broadcast (ADS-B) system in the USA, but whether it is ready to be deployed
outside the state of Alaska and by commercial carriers remains uncertain.
certification service senior engineer Rich Jennings says ADS-B minimum
operational performance standards (MOPS) should be approved by the Radio
Technical Committee for Aeronautics (RTCA) at a meeting next week. The FAA will
then solicit public comment on the standards before issuing final MOPS
certification, which Jennings expects will occur in November or December.
says the completion of the MOPS process should help ADS-B be extended outside
Alaska. ADS-B is being tested on general aviation aircraft in the state of Alaska
and on a mix of aircraft in several other countries. But the system is not in
widespread use anywhere, and government aviation agencies have barely started
the process of setting international standards - a key step to extending ADS-B
says it will take a long time to set standards for high-level uses of ADS-B.
But he says the completion of the MOPS process is a step forward for extending

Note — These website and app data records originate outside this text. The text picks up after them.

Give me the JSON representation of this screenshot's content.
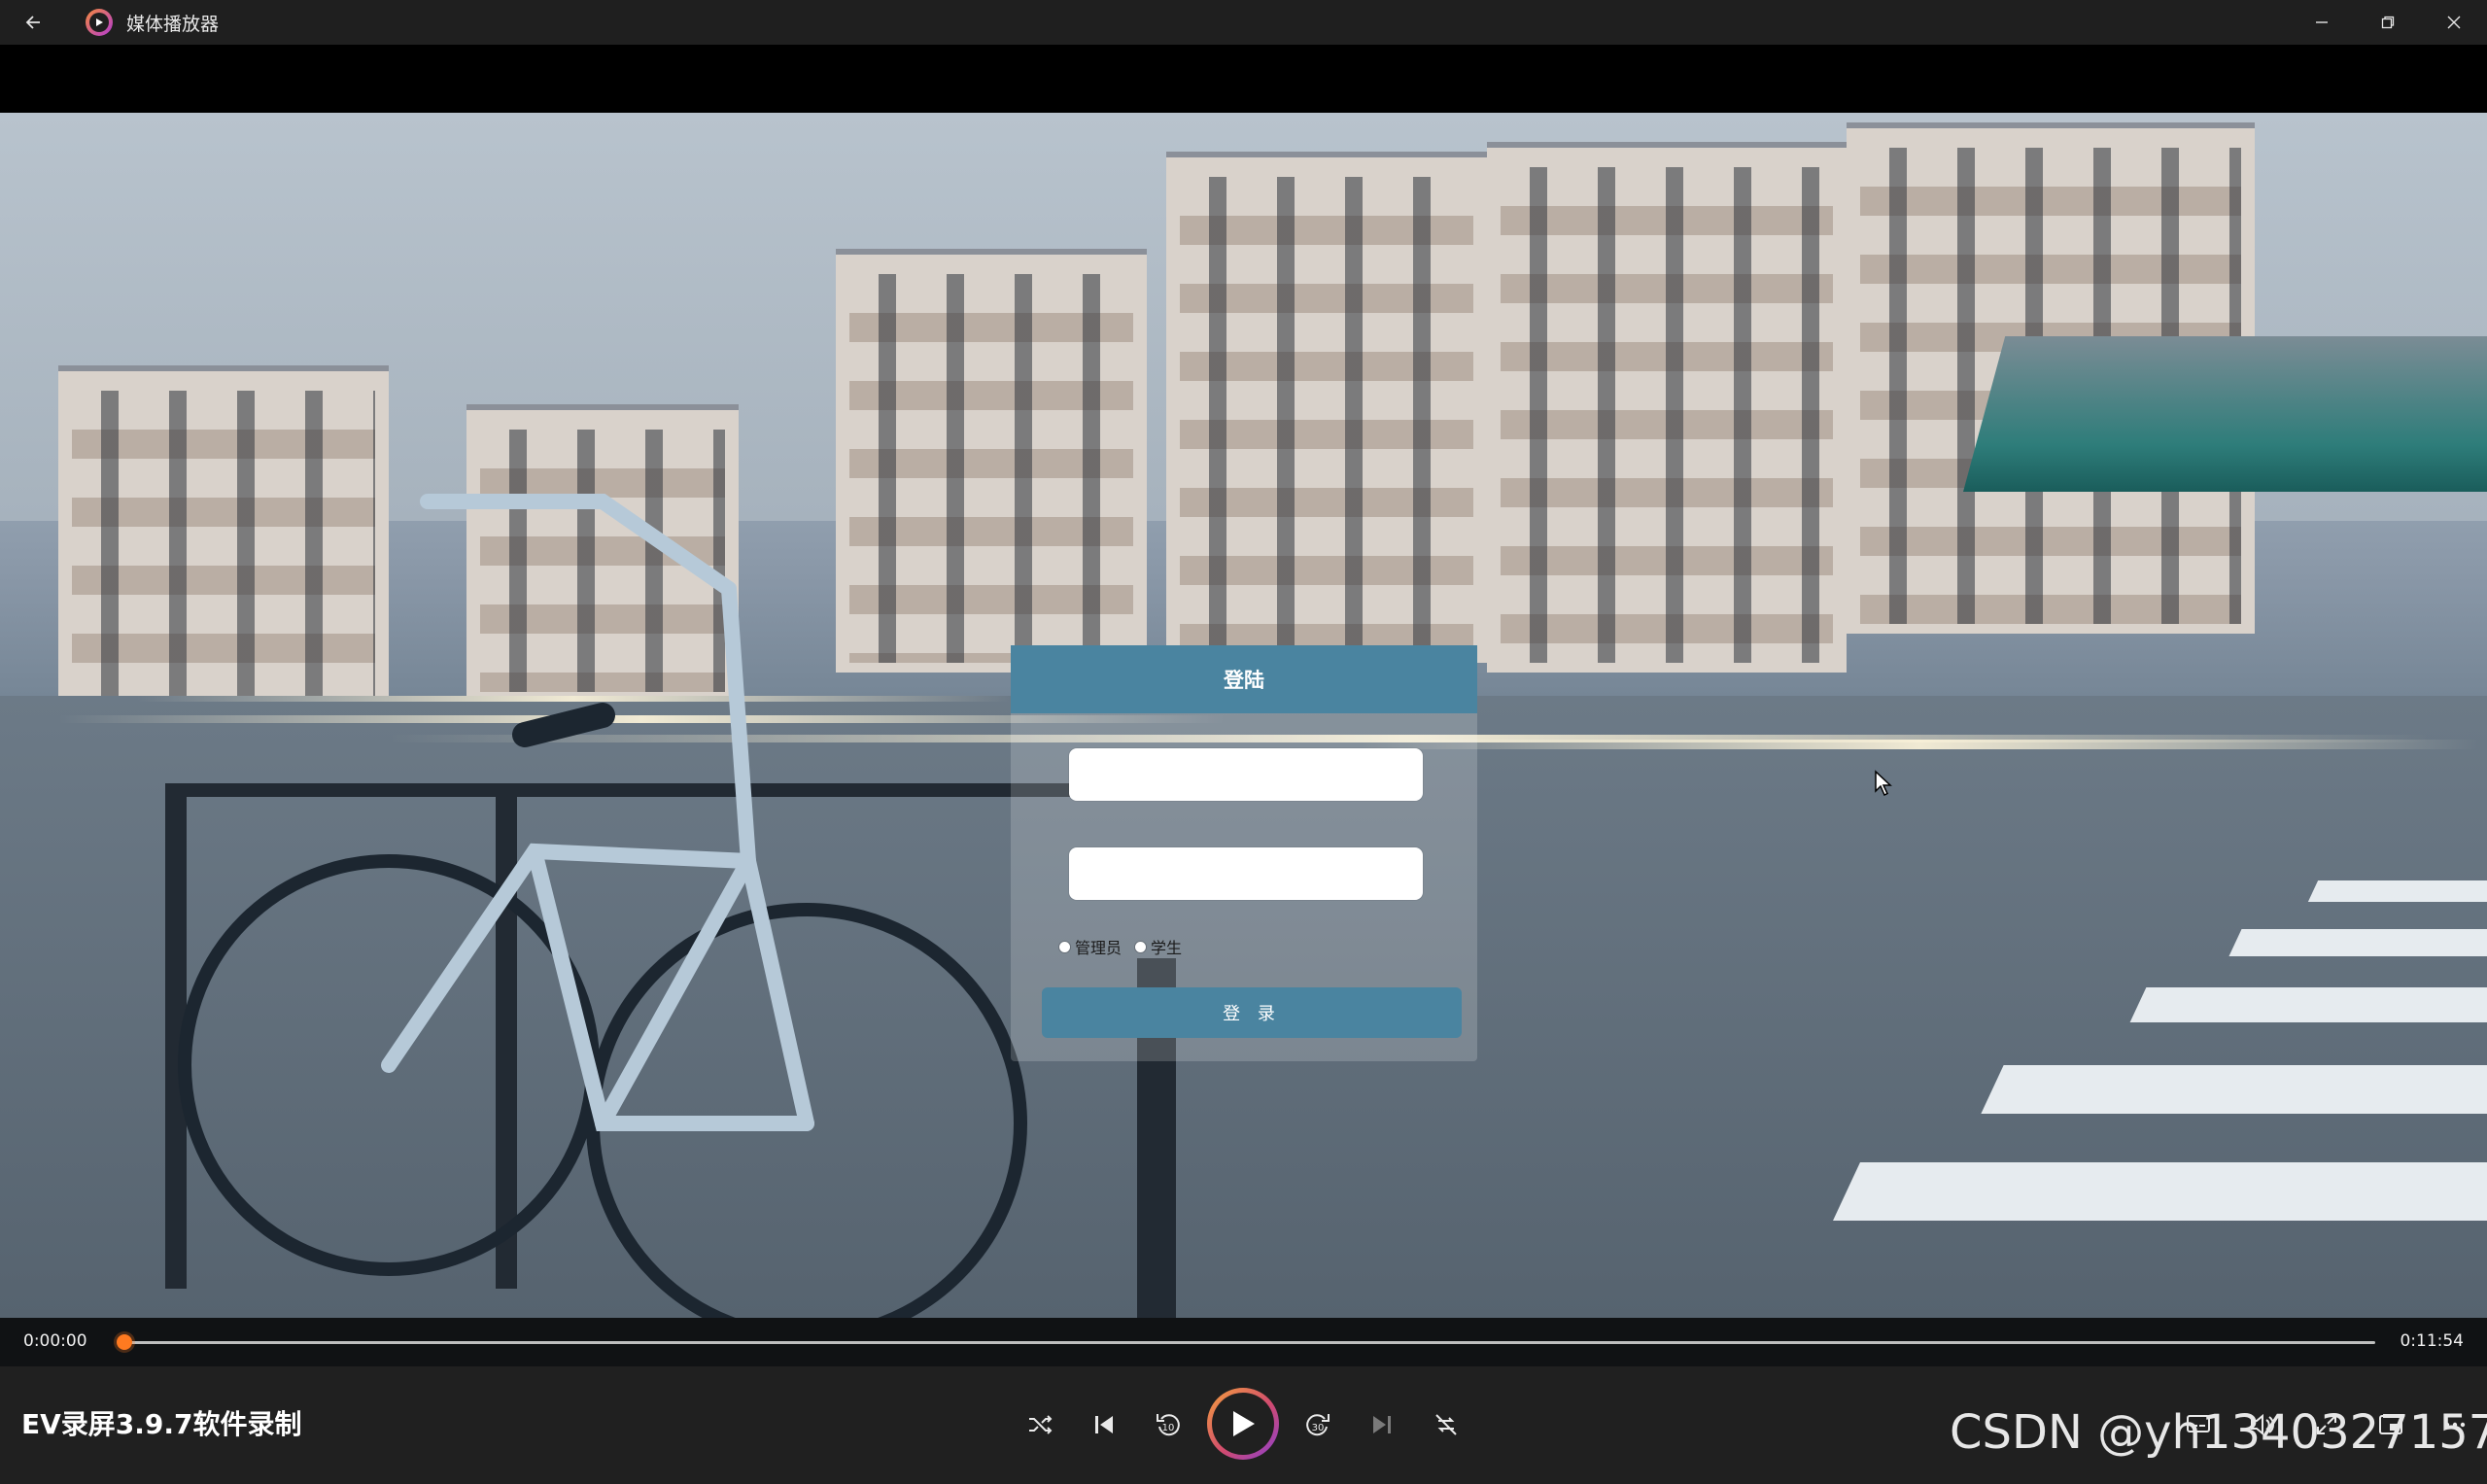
{
  "window": {
    "title": "媒体播放器"
  },
  "login": {
    "header": "登陆",
    "username_placeholder": "",
    "password_placeholder": "",
    "role_options": [
      "管理员",
      "学生"
    ],
    "submit_label": "登 录"
  },
  "player": {
    "media_title": "EV录屏3.9.7软件录制",
    "current_time": "0:00:00",
    "total_time": "0:11:54",
    "progress_fraction": 0.0
  },
  "watermark": "CSDN @yh1340327157",
  "colors": {
    "accent": "#ff7a20",
    "login_primary": "#4a84a0",
    "titlebar_bg": "#1f1f1f",
    "controls_bg": "#202020"
  }
}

the use of the system’s basic capabilities, including separation of traffic and
is just a matter of when it will grow to the lower 48 [states],” he told the

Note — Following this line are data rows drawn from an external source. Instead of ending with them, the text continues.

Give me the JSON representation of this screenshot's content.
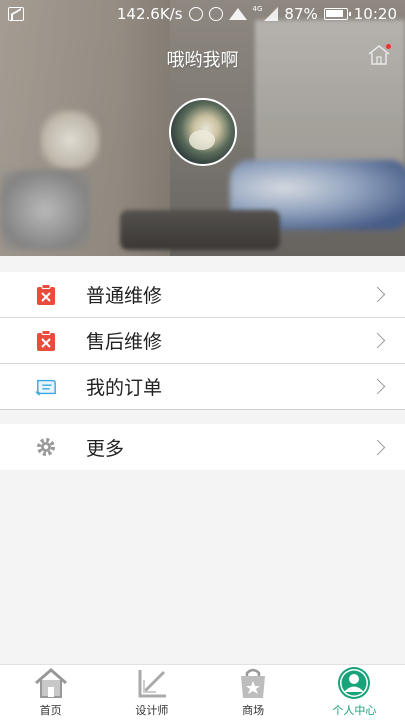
{
  "status_bar": {
    "speed": "142.6K/s",
    "network": "4G",
    "battery": "87%",
    "time": "10:20"
  },
  "header": {
    "title": "哦哟我啊"
  },
  "menu": {
    "items": [
      {
        "label": "普通维修",
        "icon": "repair-clipboard-icon"
      },
      {
        "label": "售后维修",
        "icon": "repair-clipboard-icon"
      },
      {
        "label": "我的订单",
        "icon": "order-scroll-icon"
      }
    ],
    "more": {
      "label": "更多",
      "icon": "gear-icon"
    }
  },
  "tabbar": {
    "tabs": [
      {
        "label": "首页",
        "icon": "home-icon",
        "active": false
      },
      {
        "label": "设计师",
        "icon": "ruler-pencil-icon",
        "active": false
      },
      {
        "label": "商场",
        "icon": "shopping-bag-icon",
        "active": false
      },
      {
        "label": "个人中心",
        "icon": "user-icon",
        "active": true
      }
    ]
  },
  "colors": {
    "accent": "#19a37a",
    "repair_icon_red": "#e74c3c",
    "order_icon_blue": "#3aa6e0",
    "icon_gray": "#9a9a9a"
  }
}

International Advanced Aviation Technologies Conference yesterday in Anchorage.
focus is on meeting Alaska’s needs, but to also do the best we can to make sure

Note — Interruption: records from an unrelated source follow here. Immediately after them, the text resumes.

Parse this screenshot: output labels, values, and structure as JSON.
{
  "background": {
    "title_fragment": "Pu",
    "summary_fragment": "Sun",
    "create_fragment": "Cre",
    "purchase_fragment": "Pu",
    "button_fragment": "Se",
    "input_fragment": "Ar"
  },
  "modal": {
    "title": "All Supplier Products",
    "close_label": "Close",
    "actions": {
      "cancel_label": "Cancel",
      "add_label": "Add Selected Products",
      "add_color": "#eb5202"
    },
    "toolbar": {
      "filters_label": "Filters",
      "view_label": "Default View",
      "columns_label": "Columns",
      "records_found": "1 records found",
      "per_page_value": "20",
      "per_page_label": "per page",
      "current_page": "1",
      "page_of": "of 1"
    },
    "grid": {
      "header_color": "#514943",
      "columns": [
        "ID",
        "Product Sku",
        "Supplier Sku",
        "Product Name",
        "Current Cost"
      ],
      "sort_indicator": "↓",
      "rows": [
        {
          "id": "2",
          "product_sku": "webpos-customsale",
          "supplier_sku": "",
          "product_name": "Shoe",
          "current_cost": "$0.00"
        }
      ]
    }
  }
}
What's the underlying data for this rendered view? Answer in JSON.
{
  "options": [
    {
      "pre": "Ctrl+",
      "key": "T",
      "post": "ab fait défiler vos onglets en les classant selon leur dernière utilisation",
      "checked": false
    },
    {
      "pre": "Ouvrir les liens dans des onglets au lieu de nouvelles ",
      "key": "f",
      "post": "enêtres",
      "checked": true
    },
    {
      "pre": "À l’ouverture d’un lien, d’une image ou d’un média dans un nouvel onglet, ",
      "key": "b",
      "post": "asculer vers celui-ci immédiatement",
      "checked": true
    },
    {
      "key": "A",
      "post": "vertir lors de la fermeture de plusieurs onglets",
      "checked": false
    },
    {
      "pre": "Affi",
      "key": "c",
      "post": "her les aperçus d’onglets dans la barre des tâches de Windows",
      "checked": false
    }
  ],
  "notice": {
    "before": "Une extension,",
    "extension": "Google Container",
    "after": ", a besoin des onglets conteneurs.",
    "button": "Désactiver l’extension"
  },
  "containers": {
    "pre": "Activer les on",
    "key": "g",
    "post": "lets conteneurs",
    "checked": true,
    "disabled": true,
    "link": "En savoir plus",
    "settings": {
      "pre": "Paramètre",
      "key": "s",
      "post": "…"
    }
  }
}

this is deployable nationwide,” added Mark Olson of FAA’s Capstone program
principal systems engineer Jim Chieplak encouraged carriers attending the
conference, including Northwest Airlines and United Parcel Service Airlines, to
ask for the technology.
is being set for a transition to the lower 48,” he says.
UPS and Northwest officials doubt the FAA will pay for the technology like it
has in Alaska and say they are having a hard time convincing their bosses to
approve ADS-B purchases.
[hard] trying to convince non-aviators of the benefit,” says UPS Airlines
advanced flight systems director James Walton. “Right now we’re in an
environment where if it’s not mandated you’re not getting it.”
plans to equip ADS-B on some of its Boeing 757s and 767s, but Walton says it
could be a while before he secures approval for installation on the carrier’s
Boeing 727s, McDonnell Douglas DC-8s and Airbus A300-600s. He says if a
passenger carrier also starts installing ADS-B, it could lead to more
widespread support for the technology.
the first [passenger] carrier equips, there will be more pressure to match the
equipage,” Walton says. “You’ll get lawyers starting to worry about the
liability of not having it, and that’s how things get done.”
Zoldos of the US Air Transport Association says his members are especially
interested in expanding ADS-B technology to the Gulf of Mexico area, where
radar coverage is limited.
it will be [extended] before all our airlines run out of money,” Zoldos says.